Keening fiddles and shuddering thumping basses vaulted Krzysztof Penderecki to international acclaim with his shocking “Threnody for the Victims of Hiroshima” from 1960. It is a fitting response to the slaughter of World War Two and the indignities of the Iron Curtain that colored his childhood and adolescence in Poland. (This animated score video is highly recommended.) The Atomic Age had arrived for music.
Nevertheless, like others of his Polish contemporaries, within a decade or so Penderecki seemed to have reached the limits of expression provided by the block techniques he pioneered. He began to incorporate tonal elements and clean melodic lines.
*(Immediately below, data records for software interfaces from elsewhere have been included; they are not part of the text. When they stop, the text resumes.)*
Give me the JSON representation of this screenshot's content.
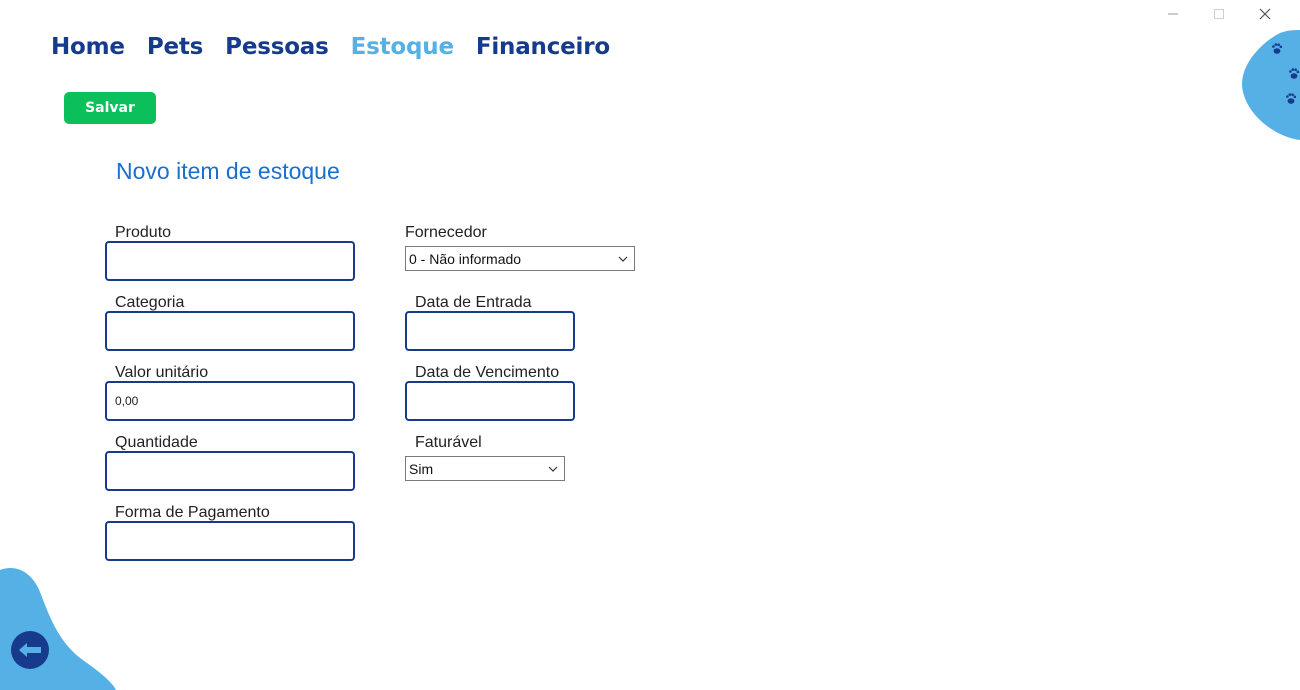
{
  "window": {
    "minimize_icon": "minimize-icon",
    "maximize_icon": "maximize-icon",
    "close_icon": "close-icon"
  },
  "nav": {
    "items": [
      {
        "label": "Home",
        "active": false
      },
      {
        "label": "Pets",
        "active": false
      },
      {
        "label": "Pessoas",
        "active": false
      },
      {
        "label": "Estoque",
        "active": true
      },
      {
        "label": "Financeiro",
        "active": false
      }
    ]
  },
  "toolbar": {
    "save_label": "Salvar"
  },
  "form": {
    "title": "Novo item de estoque",
    "produto": {
      "label": "Produto",
      "value": ""
    },
    "categoria": {
      "label": "Categoria",
      "value": ""
    },
    "valor_unitario": {
      "label": "Valor unitário",
      "value": "0,00"
    },
    "quantidade": {
      "label": "Quantidade",
      "value": ""
    },
    "forma_pagamento": {
      "label": "Forma de Pagamento",
      "value": ""
    },
    "fornecedor": {
      "label": "Fornecedor",
      "selected": "0 - Não informado"
    },
    "data_entrada": {
      "label": "Data de Entrada",
      "value": ""
    },
    "data_vencimento": {
      "label": "Data de Vencimento",
      "value": ""
    },
    "faturavel": {
      "label": "Faturável",
      "selected": "Sim"
    }
  },
  "decorations": {
    "paw_icon": "paw-icon",
    "back_icon": "back-arrow-icon"
  },
  "colors": {
    "primary": "#163b8c",
    "active_nav": "#55b0e6",
    "save": "#0bbf5b",
    "title": "#1a6fcf",
    "blob": "#55b0e6"
  }
}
He also began writing for smaller ensembles that seem the antithesis of the sprawling sound masses of his early career. If the avant-garde expressed horror at what we had become, perhaps the new romanticism expressed yearning for what we had lost.
Penderecki’s Sextet for clarinet, horn, violin, viola, cello, and piano is possibly the apex of his transformation. The music is quite at home with Bartok and Shostakovich. Skittering chromatic gestures stalk jagged melodies that never seem quite to come into focus. The insistent chromatic lines are one of the most striking features of the piece. Many post-war composers have avoided heavy use of chromatic scales because they were such a cliche in the nineteenth century. But Penderecki’s obsession with them in the Sextet has given them an unsettling new kind of zombie life. Underlying the chatter the piece is haunted by a minor-key dirge that ultimately subsumes everything else. The message is clear: have all the fun you want, but the end bears only bitterness and loss.
The horn part is challenging but playable, covering a range from written C3 to A5. One of the most atypical technical challenges is the many low-range stopped notes (including C3) with no time to insert a stop-mute. Also noteworthy is that at the beginning of the second movement the horn is marked “da lontano”—“from a distance”. At first glance this instruction might seem to be an expressive metaphor, but a quick review of performance videos reveals that the composer means it literally. That is, the player arises and moves to a position off stage or at least well-removed from the rest of the ensemble. The score (but not the part) also contains a direction for the player to return to the ensemble later in the movement.
On balance, the individual parts of the Sextet seem not as difficult as those of, say, the Ligeti Horn Trio. But the ensemble challenges are much greater. Without a conductor, expect to spend many hours of rehearsal working out the rhythmic intricacies.
The piece was composed for the great cellist and conductor, Mstislav Rostropovich along with a group of his friends. The horn player in the group was Radovan Vlatkovic. While YouTube offers a number of excellent performances to choose from, the most interesting may be the linked video by “Rostropovich and Friends” featuring Vlatkovic as the horn player. The sheet music is readily available from the usual sources and not ridiculously expensive.